Our free trial gives you the opportunity to evaluate our anti spam mail filters in your environment, tackling the spam emails your business receives every day. During the free trial you will have access to the full SpamTitan product and support services. A software engineer will be available to help you get the correct exchange 2016 antispam configuration and ensure a smooth and seamless transition from your current Microsoft exchange anti-spam solution to SpamTitan antispam for Exchange 2016.
At the end of the free trial, there is no obligation on you to continue using our spam filtering services; but, should you choose to do so, we offer a competitive range of subscription options based on the number of mail boxes SpamTitan will protect, your preferred deployment option and the frequency of payment.
Anti Spam Frequently Asked Questions (FAQs)
If SpamTitan has more filtering processes than Office365, doesn´t that slow email delivery?
Not at all. Because of the way in which the filtering processes are ordered, more spam emails are rejected earlier in the pipeline - giving the later processes less to do and reducing the potential for bottlenecks developing. In many circumstances implementing a SpamTitan email filter can actually accelerate email delivery.
How does Microsoft calculate Spam Confidence Levels?
Microsoft doesn´t disclose how Spam Confidence Levels are calculated, but what is known is that there are seven levels. Level -1 is reserved for whitelisted senders, Level 0 (or 1 in some systems) shows the email has been scanned and is considered not to be spam, and Levels 5 to 9 indicate an increasing level of confidence that an email is spam.
What does relaxing Spam Confidence Levels to prevent false positives mean?
When administrators apply a Level 5 Spam Confidence setting to an Exchange 2016 server, it means everything rated at Level 5 and upwards is blocked. This can result in genuine emails being blocked in error (“false positives”). To prevent false positives, administrators can relax Spam Confidence Levels to Level 6 or Level 7, but this will likely increase the amount of spam that evades detection.
Please can you expand on the benefits of outbound email scanning?
Outbound email scanning enables businesses to identify when an internal account has been compromised by an external source. Compromised accounts can be used for sending spam; or, more likely, to distribute malware and launch phishing attacks from a “trusted account”. You can read more about the benefits of outbound email scanning in our blog.
Is SpamTitan as effective working alongside other Microsoft Exchange servers?
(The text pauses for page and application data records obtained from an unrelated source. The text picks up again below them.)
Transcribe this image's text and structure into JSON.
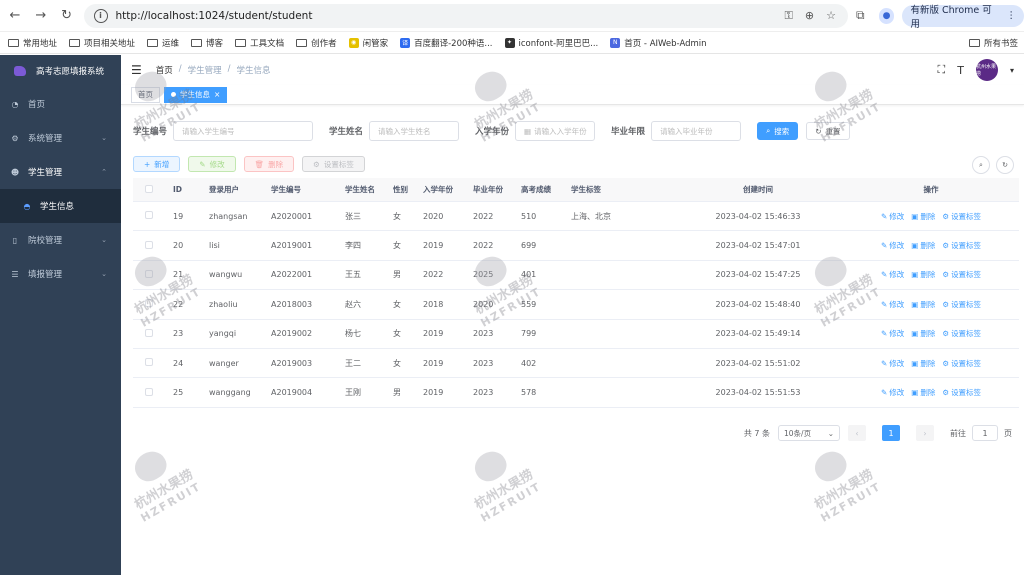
{
  "browser": {
    "url": "http://localhost:1024/student/student",
    "update_label": "有新版 Chrome 可用",
    "avatar_letter": "👤"
  },
  "bookmarks": {
    "items": [
      "常用地址",
      "项目相关地址",
      "运维",
      "博客",
      "工具文档",
      "创作者",
      "闲管家",
      "百度翻译-200种语...",
      "iconfont-阿里巴巴...",
      "首页 - AIWeb-Admin"
    ],
    "right": "所有书签"
  },
  "sidebar": {
    "title": "高考志愿填报系统",
    "items": [
      {
        "label": "首页"
      },
      {
        "label": "系统管理"
      },
      {
        "label": "学生管理"
      },
      {
        "label": "学生信息"
      },
      {
        "label": "院校管理"
      },
      {
        "label": "填报管理"
      }
    ]
  },
  "navbar": {
    "breadcrumb": [
      "首页",
      "/",
      "学生管理",
      "/",
      "学生信息"
    ],
    "avatar_text": "杭州水果捞"
  },
  "tags": {
    "home": "首页",
    "active": "学生信息"
  },
  "search": {
    "student_no_label": "学生编号",
    "student_no_ph": "请输入学生编号",
    "name_label": "学生姓名",
    "name_ph": "请输入学生姓名",
    "year_label": "入学年份",
    "year_ph": "请输入入学年份",
    "grad_label": "毕业年限",
    "grad_ph": "请输入毕业年份",
    "search_btn": "搜索",
    "reset_btn": "重置"
  },
  "toolbar": {
    "add": "新增",
    "edit": "修改",
    "delete": "删除",
    "set_tag": "设置标签"
  },
  "table": {
    "headers": [
      "ID",
      "登录用户",
      "学生编号",
      "学生姓名",
      "性别",
      "入学年份",
      "毕业年份",
      "高考成绩",
      "学生标签",
      "创建时间",
      "操作"
    ],
    "rows": [
      [
        "19",
        "zhangsan",
        "A2020001",
        "张三",
        "女",
        "2020",
        "2022",
        "510",
        "上海、北京",
        "2023-04-02 15:46:33"
      ],
      [
        "20",
        "lisi",
        "A2019001",
        "李四",
        "女",
        "2019",
        "2022",
        "699",
        "",
        "2023-04-02 15:47:01"
      ],
      [
        "21",
        "wangwu",
        "A2022001",
        "王五",
        "男",
        "2022",
        "2025",
        "401",
        "",
        "2023-04-02 15:47:25"
      ],
      [
        "22",
        "zhaoliu",
        "A2018003",
        "赵六",
        "女",
        "2018",
        "2020",
        "559",
        "",
        "2023-04-02 15:48:40"
      ],
      [
        "23",
        "yangqi",
        "A2019002",
        "杨七",
        "女",
        "2019",
        "2023",
        "799",
        "",
        "2023-04-02 15:49:14"
      ],
      [
        "24",
        "wanger",
        "A2019003",
        "王二",
        "女",
        "2019",
        "2023",
        "402",
        "",
        "2023-04-02 15:51:02"
      ],
      [
        "25",
        "wanggang",
        "A2019004",
        "王刚",
        "男",
        "2019",
        "2023",
        "578",
        "",
        "2023-04-02 15:51:53"
      ]
    ],
    "op_edit": "修改",
    "op_delete": "删除",
    "op_tag": "设置标签"
  },
  "pager": {
    "total": "共 7 条",
    "size": "10条/页",
    "page": "1",
    "goto": "前往",
    "goto_value": "1",
    "page_unit": "页"
  },
  "watermark": {
    "cn": "杭州水果捞",
    "en": "HZFRUIT"
  },
  "colors": {
    "primary": "#409eff",
    "sidebar_bg": "#304156"
  }
}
Certainly. If your organization is still using Exchange 2010 or Exchange 2013 - or has upgraded to Exchange 2019 - SpamTitan will enhance the email filtering capabilities of these servers as well. If your organization is still using Exchange 2010, and you are considering an upgrade, please read this support post about changes to the Exchange FrontEnd Transport service.